Debate resumed from 7 June.
The Hon. ELAINE NILE [4.41 p.m.]: I wish to conclude my second reading speech on the Anti-Discrimination (Heterosexual Discrimination) Amendment Bill. I remind members that the object of the bill is to amend the Anti-Discrimination Act 1977 to make it unlawful for persons to discriminate against others on the ground of their heterosexuality. The bill inserts provisions that will parallel the existing provisions of the Act dealing with discrimination on the ground of homosexuality. The bill was introduced in response to the report of the Anti-Discrimination Board that stated that the board has no power to investigate the complaints of heterosexual discrimination it has received. The Australian of 18 January 1994 reported the Executive Director of the Law Reform Commission as saying:
The bill was introduced in response to that statement. The Anti-Discrimination Board has powers to investigate extremely wide categories of discrimination based on race, age, ethno-nationality—such as those of Jewish faith—HIV-AIDS, homosexuality, and marital status, against married women, single women, pregnant women, transvestites, and many other groups.
Under present legislation, discrimination against homosexuals, as well as several other minorities, is prohibited in NSW. But there is no provision to ban discrimination against heterosexuals.
The executive director of the commission, Mr Peter Hennessy, said yesterday discrimination against heterosexuals would be examined in the commission's two-year review of the Act.
It is amazing that 98 per cent of the heterosexual population of New South Wales is excluded from the New South Wales Anti-Discrimination Act. If members vote against this bill, they will be saying it is all right to discriminate against heterosexuals. Members may not be affected by such discrimination, but if they vote against the bill, they will be saying that heterosexuals have no human rights. The bill must be passed by this House to ensure that the Anti-Discrimination Act can be a fair, just measure that treats all citizens equally before the law. We cannot allow the Anti-Discrimination Act to treat heterosexuals as second-class citizens. We must take urgent action to protect citizens who are heterosexuals from discrimination in employment, education, accommodation, and other aspects of life.
I ask members to seriously consider the bill. This is a very significant issue; it is not a joke. In 1994 a member of the Australian women's cricket squad, Denise Annetts, claimed in an ABC television report that she was not selected to play in the national team touring New Zealand because of her sexuality. That was a great shame.

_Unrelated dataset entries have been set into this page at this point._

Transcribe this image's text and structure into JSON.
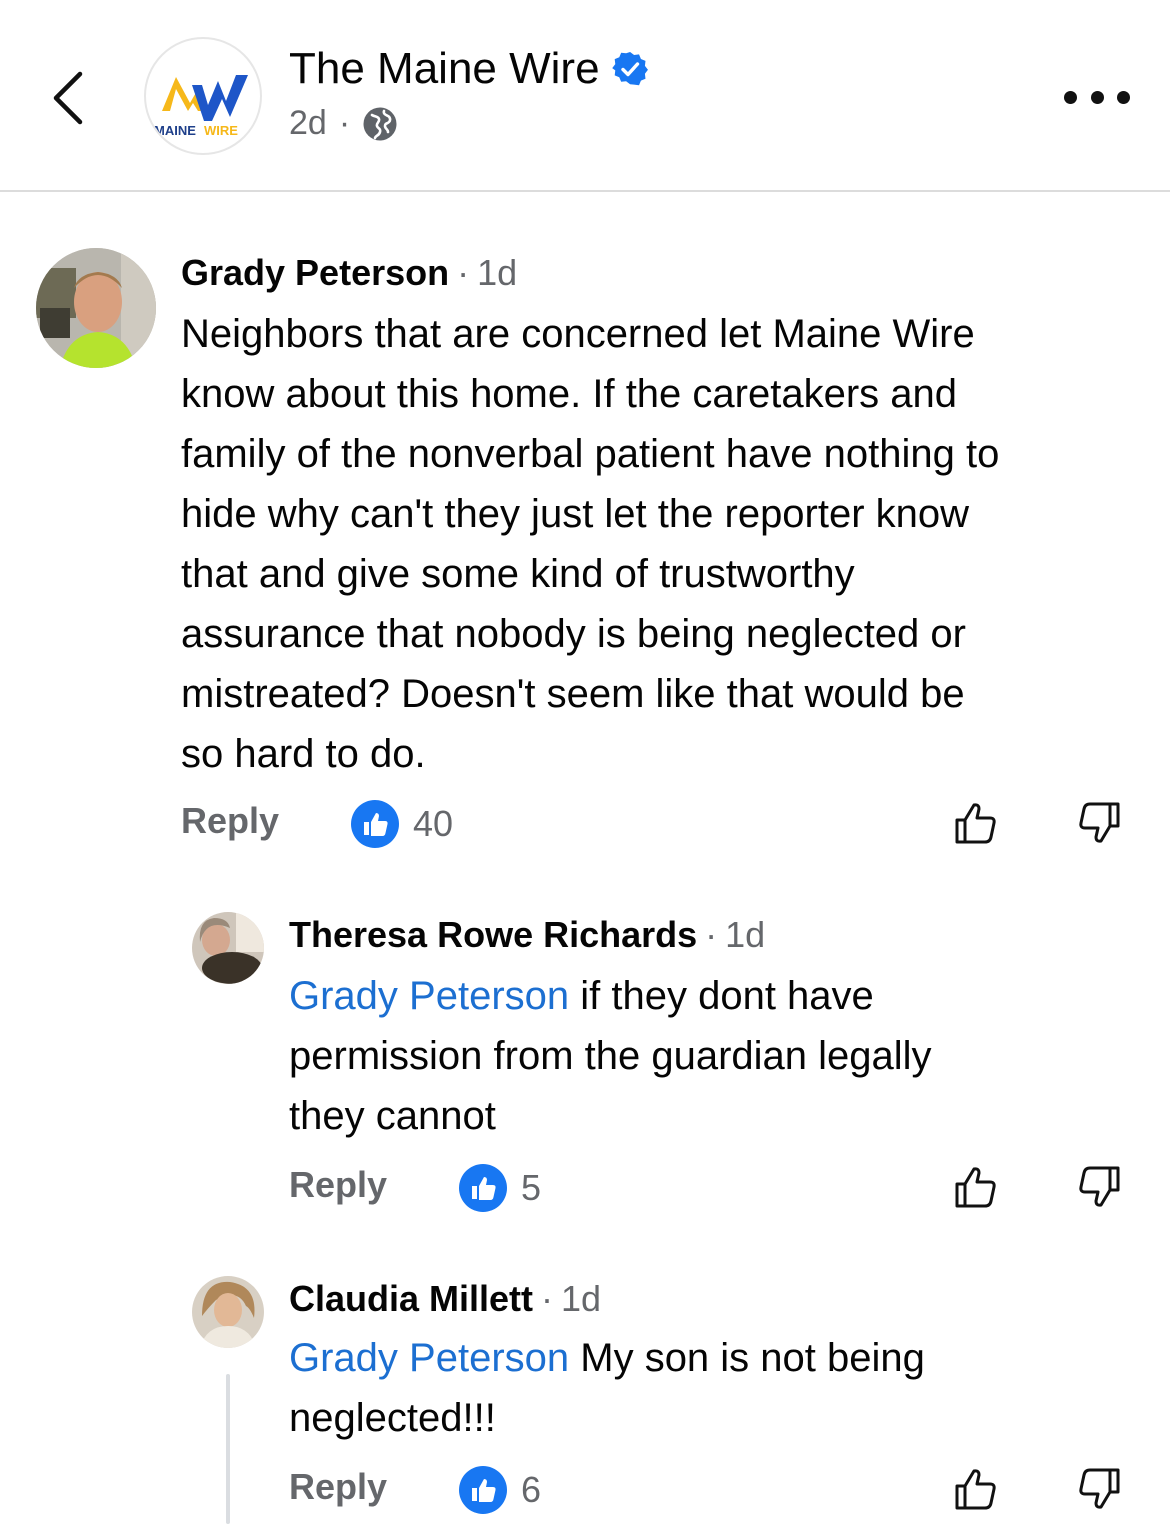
{
  "header": {
    "page_name": "The Maine Wire",
    "post_age": "2d",
    "meta_separator": "·",
    "logo_text_left": "MAINE",
    "logo_text_right": "WIRE",
    "verified_color": "#1877f2",
    "icons": {
      "back": "chevron-left-icon",
      "verified": "verified-badge-icon",
      "privacy": "globe-icon",
      "more": "more-dots-icon"
    }
  },
  "comments": [
    {
      "author": "Grady Peterson",
      "separator": "·",
      "age": "1d",
      "text": "Neighbors that are concerned let Maine Wire\nknow about this home. If the caretakers and\nfamily of the nonverbal patient have nothing to\nhide why can't they just let the reporter know\nthat and give some kind of trustworthy\nassurance that nobody is being neglected or\nmistreated? Doesn't seem like that would be\nso hard to do.",
      "reply_label": "Reply",
      "likes": "40"
    },
    {
      "author": "Theresa Rowe Richards",
      "separator": "·",
      "age": "1d",
      "mention": "Grady Peterson",
      "text": " if they dont have\npermission from the guardian legally\nthey cannot",
      "reply_label": "Reply",
      "likes": "5"
    },
    {
      "author": "Claudia Millett",
      "separator": "·",
      "age": "1d",
      "mention": "Grady Peterson",
      "text": " My son is not being\nneglected!!!",
      "reply_label": "Reply",
      "likes": "6"
    }
  ],
  "colors": {
    "mention": "#1c6fd1",
    "like_badge": "#1877f2",
    "secondary_text": "#65676b"
  }
}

As the Executive Director of the Law Reform Commission said in 1994, discrimination against heterosexuals would be examined in the commission's two-year review of the Act. I urge honourable members to vote for the bill, to ensure recognition of the heterosexual community.
Debate adjourned on motion by the Hon. James Samios.